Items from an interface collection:
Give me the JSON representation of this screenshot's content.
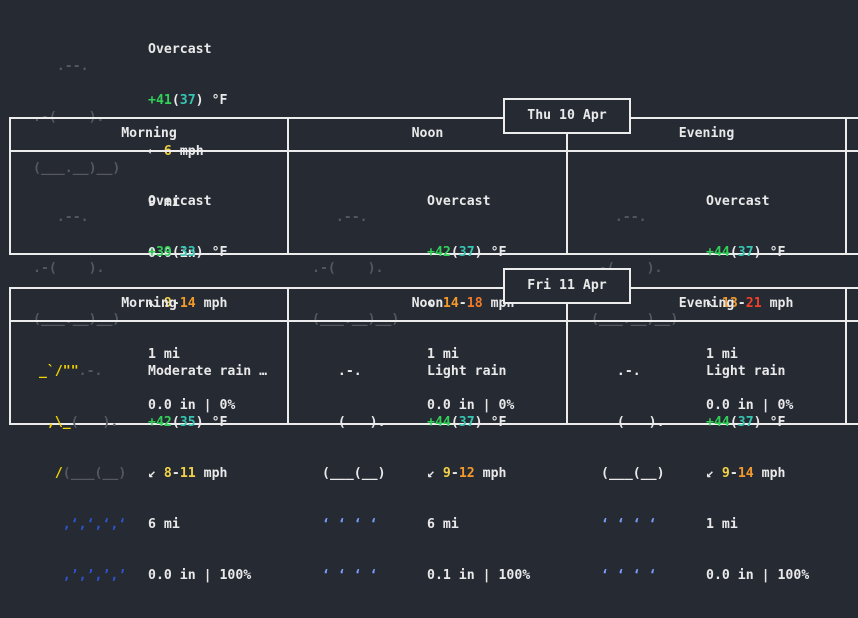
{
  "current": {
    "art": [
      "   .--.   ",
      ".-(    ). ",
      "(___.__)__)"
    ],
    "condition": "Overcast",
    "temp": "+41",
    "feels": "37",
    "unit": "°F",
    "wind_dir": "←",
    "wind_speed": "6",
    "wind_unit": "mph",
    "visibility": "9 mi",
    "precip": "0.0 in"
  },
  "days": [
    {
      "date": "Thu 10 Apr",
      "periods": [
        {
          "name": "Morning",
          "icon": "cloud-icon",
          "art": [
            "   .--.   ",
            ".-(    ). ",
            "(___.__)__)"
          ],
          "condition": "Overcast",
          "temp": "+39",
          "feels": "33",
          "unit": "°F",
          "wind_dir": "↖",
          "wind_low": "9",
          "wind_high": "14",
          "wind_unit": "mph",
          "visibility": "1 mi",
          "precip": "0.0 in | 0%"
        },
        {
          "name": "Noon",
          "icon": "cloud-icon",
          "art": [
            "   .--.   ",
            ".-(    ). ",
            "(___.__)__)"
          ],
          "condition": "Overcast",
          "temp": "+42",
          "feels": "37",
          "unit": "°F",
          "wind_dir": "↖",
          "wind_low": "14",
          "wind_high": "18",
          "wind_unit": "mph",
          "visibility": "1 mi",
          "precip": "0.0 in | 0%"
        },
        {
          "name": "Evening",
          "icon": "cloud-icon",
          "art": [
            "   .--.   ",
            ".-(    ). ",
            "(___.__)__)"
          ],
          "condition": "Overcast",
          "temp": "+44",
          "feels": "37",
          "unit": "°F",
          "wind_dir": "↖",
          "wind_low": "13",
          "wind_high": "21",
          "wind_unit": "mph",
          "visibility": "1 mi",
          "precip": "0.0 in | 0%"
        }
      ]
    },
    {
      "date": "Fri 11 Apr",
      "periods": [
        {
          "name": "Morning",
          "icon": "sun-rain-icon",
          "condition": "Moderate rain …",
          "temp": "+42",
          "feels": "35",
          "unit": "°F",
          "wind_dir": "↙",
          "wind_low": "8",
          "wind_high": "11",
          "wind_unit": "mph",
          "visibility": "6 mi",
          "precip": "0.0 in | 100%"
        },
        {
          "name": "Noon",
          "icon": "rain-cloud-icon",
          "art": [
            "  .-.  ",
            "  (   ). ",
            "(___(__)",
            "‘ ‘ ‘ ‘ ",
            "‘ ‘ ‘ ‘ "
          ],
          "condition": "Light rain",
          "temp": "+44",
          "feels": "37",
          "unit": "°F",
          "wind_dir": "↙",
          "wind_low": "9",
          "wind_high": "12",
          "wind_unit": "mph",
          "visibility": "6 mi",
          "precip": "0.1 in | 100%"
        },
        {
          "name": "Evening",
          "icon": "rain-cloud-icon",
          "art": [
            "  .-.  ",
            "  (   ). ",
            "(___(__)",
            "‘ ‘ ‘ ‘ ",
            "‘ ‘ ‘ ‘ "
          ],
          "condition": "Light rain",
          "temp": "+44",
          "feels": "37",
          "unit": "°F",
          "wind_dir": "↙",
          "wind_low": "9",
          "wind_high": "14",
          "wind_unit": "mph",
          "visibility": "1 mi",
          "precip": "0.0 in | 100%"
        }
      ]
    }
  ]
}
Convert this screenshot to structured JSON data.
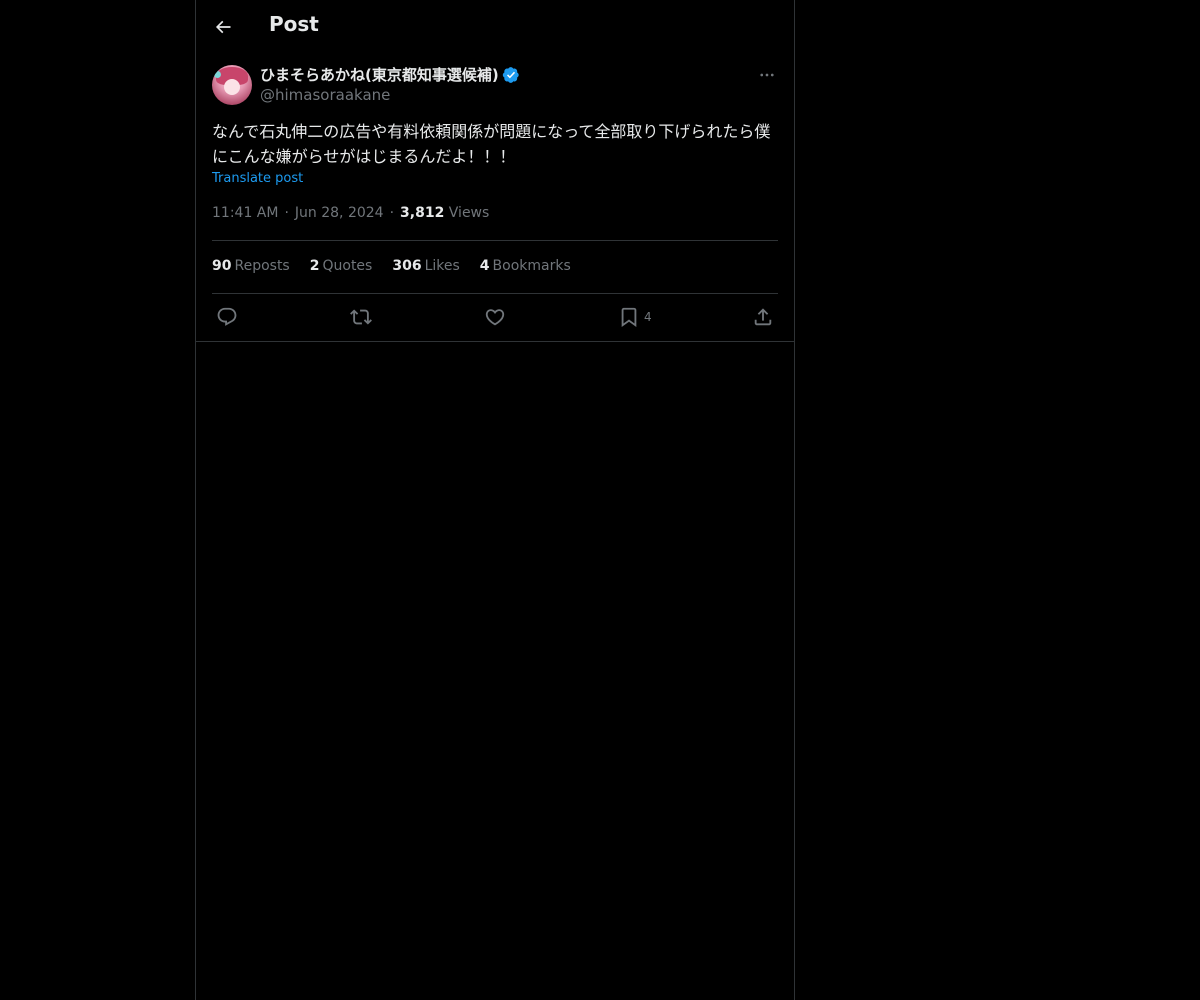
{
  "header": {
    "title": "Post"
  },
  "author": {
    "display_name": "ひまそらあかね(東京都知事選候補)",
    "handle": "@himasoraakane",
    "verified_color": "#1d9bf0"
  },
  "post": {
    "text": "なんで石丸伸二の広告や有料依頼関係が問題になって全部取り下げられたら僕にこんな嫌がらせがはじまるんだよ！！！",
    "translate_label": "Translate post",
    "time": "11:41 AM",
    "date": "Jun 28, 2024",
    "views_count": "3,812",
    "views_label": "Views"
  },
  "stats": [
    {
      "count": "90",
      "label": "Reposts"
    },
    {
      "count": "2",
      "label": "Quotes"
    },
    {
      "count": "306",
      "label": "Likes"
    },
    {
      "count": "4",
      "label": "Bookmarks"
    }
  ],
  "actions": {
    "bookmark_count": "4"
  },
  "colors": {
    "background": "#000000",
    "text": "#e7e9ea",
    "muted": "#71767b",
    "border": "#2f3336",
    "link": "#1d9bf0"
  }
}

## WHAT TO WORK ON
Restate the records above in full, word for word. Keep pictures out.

## EXPECTED ANSWER
Give me the JSON representation of this screenshot's content.
{
  "current": {
    "art": [
      "   .--.   ",
      ".-(    ). ",
      "(___.__)__)"
    ],
    "condition": "Overcast",
    "temp": "+41",
    "feels": "37",
    "unit": "°F",
    "wind_dir": "←",
    "wind_speed": "6",
    "wind_unit": "mph",
    "visibility": "9 mi",
    "precip": "0.0 in"
  },
  "days": [
    {
      "date": "Thu 10 Apr",
      "periods": [
        {
          "name": "Morning",
          "icon": "cloud-icon",
          "art": [
            "   .--.   ",
            ".-(    ). ",
            "(___.__)__)"
          ],
          "condition": "Overcast",
          "temp": "+39",
          "feels": "33",
          "unit": "°F",
          "wind_dir": "↖",
          "wind_low": "9",
          "wind_high": "14",
          "wind_unit": "mph",
          "visibility": "1 mi",
          "precip": "0.0 in | 0%"
        },
        {
          "name": "Noon",
          "icon": "cloud-icon",
          "art": [
            "   .--.   ",
            ".-(    ). ",
            "(___.__)__)"
          ],
          "condition": "Overcast",
          "temp": "+42",
          "feels": "37",
          "unit": "°F",
          "wind_dir": "↖",
          "wind_low": "14",
          "wind_high": "18",
          "wind_unit": "mph",
          "visibility": "1 mi",
          "precip": "0.0 in | 0%"
        },
        {
          "name": "Evening",
          "icon": "cloud-icon",
          "art": [
            "   .--.   ",
            ".-(    ). ",
            "(___.__)__)"
          ],
          "condition": "Overcast",
          "temp": "+44",
          "feels": "37",
          "unit": "°F",
          "wind_dir": "↖",
          "wind_low": "13",
          "wind_high": "21",
          "wind_unit": "mph",
          "visibility": "1 mi",
          "precip": "0.0 in | 0%"
        }
      ]
    },
    {
      "date": "Fri 11 Apr",
      "periods": [
        {
          "name": "Morning",
          "icon": "sun-rain-icon",
          "condition": "Moderate rain …",
          "temp": "+42",
          "feels": "35",
          "unit": "°F",
          "wind_dir": "↙",
          "wind_low": "8",
          "wind_high": "11",
          "wind_unit": "mph",
          "visibility": "6 mi",
          "precip": "0.0 in | 100%"
        },
        {
          "name": "Noon",
          "icon": "rain-cloud-icon",
          "art": [
            "  .-.  ",
            "  (   ). ",
            "(___(__)",
            "‘ ‘ ‘ ‘ ",
            "‘ ‘ ‘ ‘ "
          ],
          "condition": "Light rain",
          "temp": "+44",
          "feels": "37",
          "unit": "°F",
          "wind_dir": "↙",
          "wind_low": "9",
          "wind_high": "12",
          "wind_unit": "mph",
          "visibility": "6 mi",
          "precip": "0.1 in | 100%"
        },
        {
          "name": "Evening",
          "icon": "rain-cloud-icon",
          "art": [
            "  .-.  ",
            "  (   ). ",
            "(___(__)",
            "‘ ‘ ‘ ‘ ",
            "‘ ‘ ‘ ‘ "
          ],
          "condition": "Light rain",
          "temp": "+44",
          "feels": "37",
          "unit": "°F",
          "wind_dir": "↙",
          "wind_low": "9",
          "wind_high": "14",
          "wind_unit": "mph",
          "visibility": "1 mi",
          "precip": "0.0 in | 100%"
        }
      ]
    }
  ]
}
Convert this screenshot to structured JSON data.
{
  "header": {
    "title": "Post"
  },
  "author": {
    "display_name": "ひまそらあかね(東京都知事選候補)",
    "handle": "@himasoraakane",
    "verified_color": "#1d9bf0"
  },
  "post": {
    "text": "なんで石丸伸二の広告や有料依頼関係が問題になって全部取り下げられたら僕にこんな嫌がらせがはじまるんだよ！！！",
    "translate_label": "Translate post",
    "time": "11:41 AM",
    "date": "Jun 28, 2024",
    "views_count": "3,812",
    "views_label": "Views"
  },
  "stats": [
    {
      "count": "90",
      "label": "Reposts"
    },
    {
      "count": "2",
      "label": "Quotes"
    },
    {
      "count": "306",
      "label": "Likes"
    },
    {
      "count": "4",
      "label": "Bookmarks"
    }
  ],
  "actions": {
    "bookmark_count": "4"
  },
  "colors": {
    "background": "#000000",
    "text": "#e7e9ea",
    "muted": "#71767b",
    "border": "#2f3336",
    "link": "#1d9bf0"
  }
}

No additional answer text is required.